EXTRACTED DATA »
^^^^^^^^
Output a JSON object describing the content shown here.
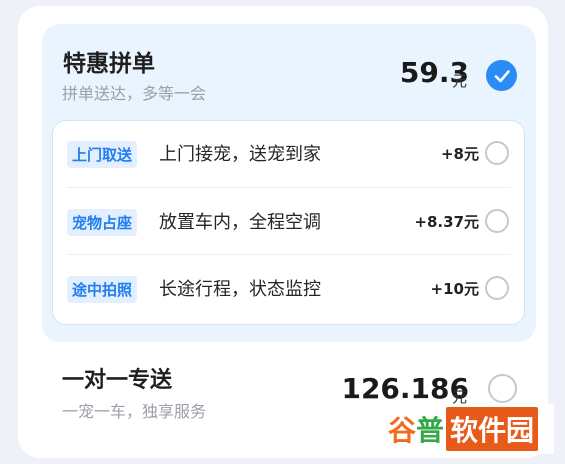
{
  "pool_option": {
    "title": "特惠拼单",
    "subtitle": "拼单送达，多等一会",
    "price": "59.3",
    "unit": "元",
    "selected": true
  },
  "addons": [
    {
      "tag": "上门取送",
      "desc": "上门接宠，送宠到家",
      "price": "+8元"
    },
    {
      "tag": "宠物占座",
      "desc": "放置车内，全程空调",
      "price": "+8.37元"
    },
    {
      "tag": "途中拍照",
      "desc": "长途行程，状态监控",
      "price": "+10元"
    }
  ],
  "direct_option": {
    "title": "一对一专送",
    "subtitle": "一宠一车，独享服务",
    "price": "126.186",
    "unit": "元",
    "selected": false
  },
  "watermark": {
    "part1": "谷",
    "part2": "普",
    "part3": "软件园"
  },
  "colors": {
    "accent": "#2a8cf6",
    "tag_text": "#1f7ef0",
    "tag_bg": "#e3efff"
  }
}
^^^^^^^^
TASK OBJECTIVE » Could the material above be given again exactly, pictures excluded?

OUTPUT BELOW »
Output a JSON object describing the content shown here.
{
  "pool_option": {
    "title": "特惠拼单",
    "subtitle": "拼单送达，多等一会",
    "price": "59.3",
    "unit": "元",
    "selected": true
  },
  "addons": [
    {
      "tag": "上门取送",
      "desc": "上门接宠，送宠到家",
      "price": "+8元"
    },
    {
      "tag": "宠物占座",
      "desc": "放置车内，全程空调",
      "price": "+8.37元"
    },
    {
      "tag": "途中拍照",
      "desc": "长途行程，状态监控",
      "price": "+10元"
    }
  ],
  "direct_option": {
    "title": "一对一专送",
    "subtitle": "一宠一车，独享服务",
    "price": "126.186",
    "unit": "元",
    "selected": false
  },
  "watermark": {
    "part1": "谷",
    "part2": "普",
    "part3": "软件园"
  },
  "colors": {
    "accent": "#2a8cf6",
    "tag_text": "#1f7ef0",
    "tag_bg": "#e3efff"
  }
}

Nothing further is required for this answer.